Information supplied »
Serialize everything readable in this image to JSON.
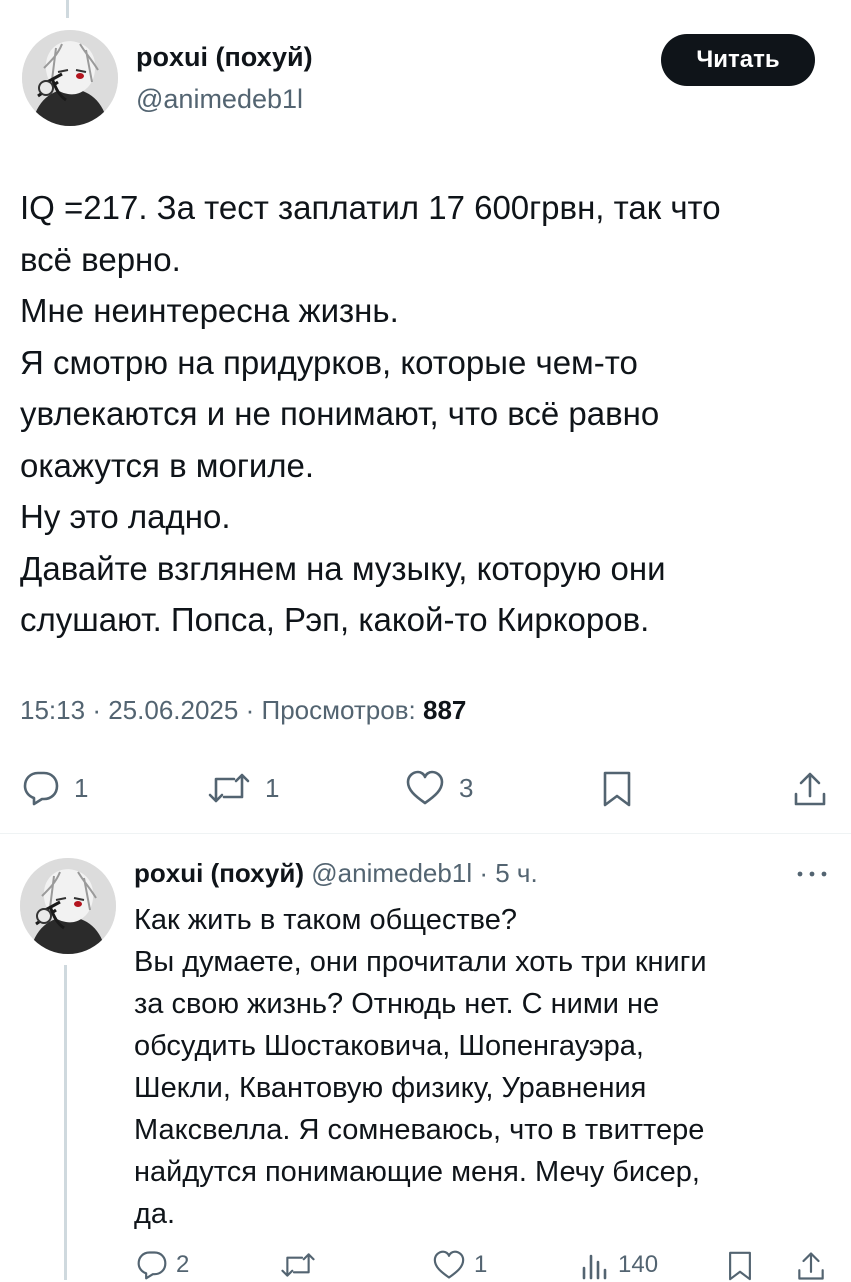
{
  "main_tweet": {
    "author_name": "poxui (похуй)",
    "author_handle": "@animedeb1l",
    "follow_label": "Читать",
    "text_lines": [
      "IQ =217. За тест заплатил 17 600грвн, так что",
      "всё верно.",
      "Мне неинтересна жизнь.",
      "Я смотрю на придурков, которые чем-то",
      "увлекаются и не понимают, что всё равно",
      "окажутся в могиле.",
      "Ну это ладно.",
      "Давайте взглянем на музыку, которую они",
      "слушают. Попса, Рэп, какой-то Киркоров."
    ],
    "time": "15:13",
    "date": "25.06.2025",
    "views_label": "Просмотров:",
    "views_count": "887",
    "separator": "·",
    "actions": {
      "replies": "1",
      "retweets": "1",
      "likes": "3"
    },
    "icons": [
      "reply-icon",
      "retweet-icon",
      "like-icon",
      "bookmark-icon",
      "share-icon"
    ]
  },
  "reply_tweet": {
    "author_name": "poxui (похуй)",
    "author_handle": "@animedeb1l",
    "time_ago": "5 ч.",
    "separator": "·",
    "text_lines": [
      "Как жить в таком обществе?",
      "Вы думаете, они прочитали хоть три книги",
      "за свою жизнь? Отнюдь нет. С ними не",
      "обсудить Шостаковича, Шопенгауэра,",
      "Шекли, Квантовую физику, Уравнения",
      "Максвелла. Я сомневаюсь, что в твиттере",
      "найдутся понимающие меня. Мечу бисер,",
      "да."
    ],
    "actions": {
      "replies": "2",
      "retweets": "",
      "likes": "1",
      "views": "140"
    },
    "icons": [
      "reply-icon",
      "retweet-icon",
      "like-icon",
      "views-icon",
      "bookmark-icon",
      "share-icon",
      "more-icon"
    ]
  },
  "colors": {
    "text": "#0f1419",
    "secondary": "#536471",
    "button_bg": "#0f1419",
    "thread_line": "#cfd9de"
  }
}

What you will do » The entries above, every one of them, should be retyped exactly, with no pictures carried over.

Written response »
Serialize everything readable in this image to JSON.
{
  "main_tweet": {
    "author_name": "poxui (похуй)",
    "author_handle": "@animedeb1l",
    "follow_label": "Читать",
    "text_lines": [
      "IQ =217. За тест заплатил 17 600грвн, так что",
      "всё верно.",
      "Мне неинтересна жизнь.",
      "Я смотрю на придурков, которые чем-то",
      "увлекаются и не понимают, что всё равно",
      "окажутся в могиле.",
      "Ну это ладно.",
      "Давайте взглянем на музыку, которую они",
      "слушают. Попса, Рэп, какой-то Киркоров."
    ],
    "time": "15:13",
    "date": "25.06.2025",
    "views_label": "Просмотров:",
    "views_count": "887",
    "separator": "·",
    "actions": {
      "replies": "1",
      "retweets": "1",
      "likes": "3"
    },
    "icons": [
      "reply-icon",
      "retweet-icon",
      "like-icon",
      "bookmark-icon",
      "share-icon"
    ]
  },
  "reply_tweet": {
    "author_name": "poxui (похуй)",
    "author_handle": "@animedeb1l",
    "time_ago": "5 ч.",
    "separator": "·",
    "text_lines": [
      "Как жить в таком обществе?",
      "Вы думаете, они прочитали хоть три книги",
      "за свою жизнь? Отнюдь нет. С ними не",
      "обсудить Шостаковича, Шопенгауэра,",
      "Шекли, Квантовую физику, Уравнения",
      "Максвелла. Я сомневаюсь, что в твиттере",
      "найдутся понимающие меня. Мечу бисер,",
      "да."
    ],
    "actions": {
      "replies": "2",
      "retweets": "",
      "likes": "1",
      "views": "140"
    },
    "icons": [
      "reply-icon",
      "retweet-icon",
      "like-icon",
      "views-icon",
      "bookmark-icon",
      "share-icon",
      "more-icon"
    ]
  },
  "colors": {
    "text": "#0f1419",
    "secondary": "#536471",
    "button_bg": "#0f1419",
    "thread_line": "#cfd9de"
  }
}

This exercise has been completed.